### BRIEF
Set down all of the entries exactly, leaving nothing out.

### DATA EXTRACT

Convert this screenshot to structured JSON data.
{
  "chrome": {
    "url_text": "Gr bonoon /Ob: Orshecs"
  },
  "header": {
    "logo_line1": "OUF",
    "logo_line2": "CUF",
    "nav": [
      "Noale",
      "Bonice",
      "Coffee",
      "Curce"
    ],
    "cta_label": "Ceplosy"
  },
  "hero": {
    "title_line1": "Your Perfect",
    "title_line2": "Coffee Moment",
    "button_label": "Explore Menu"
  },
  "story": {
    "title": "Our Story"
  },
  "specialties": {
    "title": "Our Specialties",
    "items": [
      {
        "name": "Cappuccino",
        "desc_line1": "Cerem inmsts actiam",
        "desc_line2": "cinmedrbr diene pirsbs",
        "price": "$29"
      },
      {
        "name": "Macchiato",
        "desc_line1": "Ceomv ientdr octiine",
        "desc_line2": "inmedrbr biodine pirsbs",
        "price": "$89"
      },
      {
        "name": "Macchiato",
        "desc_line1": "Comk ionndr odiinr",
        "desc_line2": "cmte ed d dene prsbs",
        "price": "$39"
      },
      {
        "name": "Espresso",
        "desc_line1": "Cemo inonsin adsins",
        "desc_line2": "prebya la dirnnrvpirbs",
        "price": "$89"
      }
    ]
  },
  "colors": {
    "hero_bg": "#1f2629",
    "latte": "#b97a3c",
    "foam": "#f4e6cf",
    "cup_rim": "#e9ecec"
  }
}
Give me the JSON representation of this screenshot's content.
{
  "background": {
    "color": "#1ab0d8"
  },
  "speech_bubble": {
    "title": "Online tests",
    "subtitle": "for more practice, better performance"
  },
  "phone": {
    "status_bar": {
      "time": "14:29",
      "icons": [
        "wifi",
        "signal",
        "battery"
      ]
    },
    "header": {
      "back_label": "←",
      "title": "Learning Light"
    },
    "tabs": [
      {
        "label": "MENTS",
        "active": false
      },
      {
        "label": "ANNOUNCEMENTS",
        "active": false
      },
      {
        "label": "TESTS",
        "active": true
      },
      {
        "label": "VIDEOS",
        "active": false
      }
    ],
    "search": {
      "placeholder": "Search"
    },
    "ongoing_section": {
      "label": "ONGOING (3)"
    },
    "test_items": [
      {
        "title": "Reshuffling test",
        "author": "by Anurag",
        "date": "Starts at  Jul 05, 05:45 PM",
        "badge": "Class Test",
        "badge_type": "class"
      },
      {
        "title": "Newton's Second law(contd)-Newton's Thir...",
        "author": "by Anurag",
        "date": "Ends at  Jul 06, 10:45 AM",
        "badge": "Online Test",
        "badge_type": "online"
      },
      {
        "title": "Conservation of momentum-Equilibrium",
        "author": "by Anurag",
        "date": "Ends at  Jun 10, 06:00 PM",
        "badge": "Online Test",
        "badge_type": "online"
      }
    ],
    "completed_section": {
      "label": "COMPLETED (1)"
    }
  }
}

### EXERCISE ANSWER
Convert this screenshot to structured JSON data.
{
  "chrome": {
    "url_text": "Gr bonoon /Ob: Orshecs"
  },
  "header": {
    "logo_line1": "OUF",
    "logo_line2": "CUF",
    "nav": [
      "Noale",
      "Bonice",
      "Coffee",
      "Curce"
    ],
    "cta_label": "Ceplosy"
  },
  "hero": {
    "title_line1": "Your Perfect",
    "title_line2": "Coffee Moment",
    "button_label": "Explore Menu"
  },
  "story": {
    "title": "Our Story"
  },
  "specialties": {
    "title": "Our Specialties",
    "items": [
      {
        "name": "Cappuccino",
        "desc_line1": "Cerem inmsts actiam",
        "desc_line2": "cinmedrbr diene pirsbs",
        "price": "$29"
      },
      {
        "name": "Macchiato",
        "desc_line1": "Ceomv ientdr octiine",
        "desc_line2": "inmedrbr biodine pirsbs",
        "price": "$89"
      },
      {
        "name": "Macchiato",
        "desc_line1": "Comk ionndr odiinr",
        "desc_line2": "cmte ed d dene prsbs",
        "price": "$39"
      },
      {
        "name": "Espresso",
        "desc_line1": "Cemo inonsin adsins",
        "desc_line2": "prebya la dirnnrvpirbs",
        "price": "$89"
      }
    ]
  },
  "colors": {
    "hero_bg": "#1f2629",
    "latte": "#b97a3c",
    "foam": "#f4e6cf",
    "cup_rim": "#e9ecec"
  }
}
Give me the JSON representation of this screenshot's content.
{
  "background": {
    "color": "#1ab0d8"
  },
  "speech_bubble": {
    "title": "Online tests",
    "subtitle": "for more practice, better performance"
  },
  "phone": {
    "status_bar": {
      "time": "14:29",
      "icons": [
        "wifi",
        "signal",
        "battery"
      ]
    },
    "header": {
      "back_label": "←",
      "title": "Learning Light"
    },
    "tabs": [
      {
        "label": "MENTS",
        "active": false
      },
      {
        "label": "ANNOUNCEMENTS",
        "active": false
      },
      {
        "label": "TESTS",
        "active": true
      },
      {
        "label": "VIDEOS",
        "active": false
      }
    ],
    "search": {
      "placeholder": "Search"
    },
    "ongoing_section": {
      "label": "ONGOING (3)"
    },
    "test_items": [
      {
        "title": "Reshuffling test",
        "author": "by Anurag",
        "date": "Starts at  Jul 05, 05:45 PM",
        "badge": "Class Test",
        "badge_type": "class"
      },
      {
        "title": "Newton's Second law(contd)-Newton's Thir...",
        "author": "by Anurag",
        "date": "Ends at  Jul 06, 10:45 AM",
        "badge": "Online Test",
        "badge_type": "online"
      },
      {
        "title": "Conservation of momentum-Equilibrium",
        "author": "by Anurag",
        "date": "Ends at  Jun 10, 06:00 PM",
        "badge": "Online Test",
        "badge_type": "online"
      }
    ],
    "completed_section": {
      "label": "COMPLETED (1)"
    }
  }
}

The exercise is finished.